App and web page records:
....
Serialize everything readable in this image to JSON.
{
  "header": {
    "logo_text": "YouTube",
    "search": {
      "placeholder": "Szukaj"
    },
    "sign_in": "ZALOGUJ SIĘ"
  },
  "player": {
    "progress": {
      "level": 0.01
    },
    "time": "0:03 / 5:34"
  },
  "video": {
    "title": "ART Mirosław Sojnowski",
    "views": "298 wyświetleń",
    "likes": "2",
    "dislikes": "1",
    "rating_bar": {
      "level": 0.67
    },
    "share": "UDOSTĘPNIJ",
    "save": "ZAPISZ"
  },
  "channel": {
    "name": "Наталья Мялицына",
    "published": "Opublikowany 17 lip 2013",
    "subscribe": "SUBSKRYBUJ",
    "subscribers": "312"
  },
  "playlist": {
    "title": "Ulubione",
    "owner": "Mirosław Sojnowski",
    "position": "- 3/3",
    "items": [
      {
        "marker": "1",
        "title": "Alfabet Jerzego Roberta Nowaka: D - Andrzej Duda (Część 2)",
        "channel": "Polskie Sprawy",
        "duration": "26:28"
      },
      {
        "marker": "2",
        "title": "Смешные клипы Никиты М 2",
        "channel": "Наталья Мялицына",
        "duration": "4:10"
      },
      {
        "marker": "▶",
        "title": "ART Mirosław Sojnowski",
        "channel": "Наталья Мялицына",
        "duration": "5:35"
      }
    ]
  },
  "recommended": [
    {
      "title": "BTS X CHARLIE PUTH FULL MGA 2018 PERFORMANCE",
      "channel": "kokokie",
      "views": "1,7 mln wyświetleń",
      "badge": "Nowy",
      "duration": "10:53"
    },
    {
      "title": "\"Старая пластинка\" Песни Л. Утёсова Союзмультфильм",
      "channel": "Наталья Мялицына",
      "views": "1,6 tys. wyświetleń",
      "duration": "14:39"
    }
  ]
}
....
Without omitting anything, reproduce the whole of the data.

_RESPONSE TO THIS EXERCISE:_
Serialize everything readable in this image to JSON.
{
  "header": {
    "logo_text": "YouTube",
    "search": {
      "placeholder": "Szukaj"
    },
    "sign_in": "ZALOGUJ SIĘ"
  },
  "player": {
    "progress": {
      "level": 0.01
    },
    "time": "0:03 / 5:34"
  },
  "video": {
    "title": "ART Mirosław Sojnowski",
    "views": "298 wyświetleń",
    "likes": "2",
    "dislikes": "1",
    "rating_bar": {
      "level": 0.67
    },
    "share": "UDOSTĘPNIJ",
    "save": "ZAPISZ"
  },
  "channel": {
    "name": "Наталья Мялицына",
    "published": "Opublikowany 17 lip 2013",
    "subscribe": "SUBSKRYBUJ",
    "subscribers": "312"
  },
  "playlist": {
    "title": "Ulubione",
    "owner": "Mirosław Sojnowski",
    "position": "- 3/3",
    "items": [
      {
        "marker": "1",
        "title": "Alfabet Jerzego Roberta Nowaka: D - Andrzej Duda (Część 2)",
        "channel": "Polskie Sprawy",
        "duration": "26:28"
      },
      {
        "marker": "2",
        "title": "Смешные клипы Никиты М 2",
        "channel": "Наталья Мялицына",
        "duration": "4:10"
      },
      {
        "marker": "▶",
        "title": "ART Mirosław Sojnowski",
        "channel": "Наталья Мялицына",
        "duration": "5:35"
      }
    ]
  },
  "recommended": [
    {
      "title": "BTS X CHARLIE PUTH FULL MGA 2018 PERFORMANCE",
      "channel": "kokokie",
      "views": "1,7 mln wyświetleń",
      "badge": "Nowy",
      "duration": "10:53"
    },
    {
      "title": "\"Старая пластинка\" Песни Л. Утёсова Союзмультфильм",
      "channel": "Наталья Мялицына",
      "views": "1,6 tys. wyświetleń",
      "duration": "14:39"
    }
  ]
}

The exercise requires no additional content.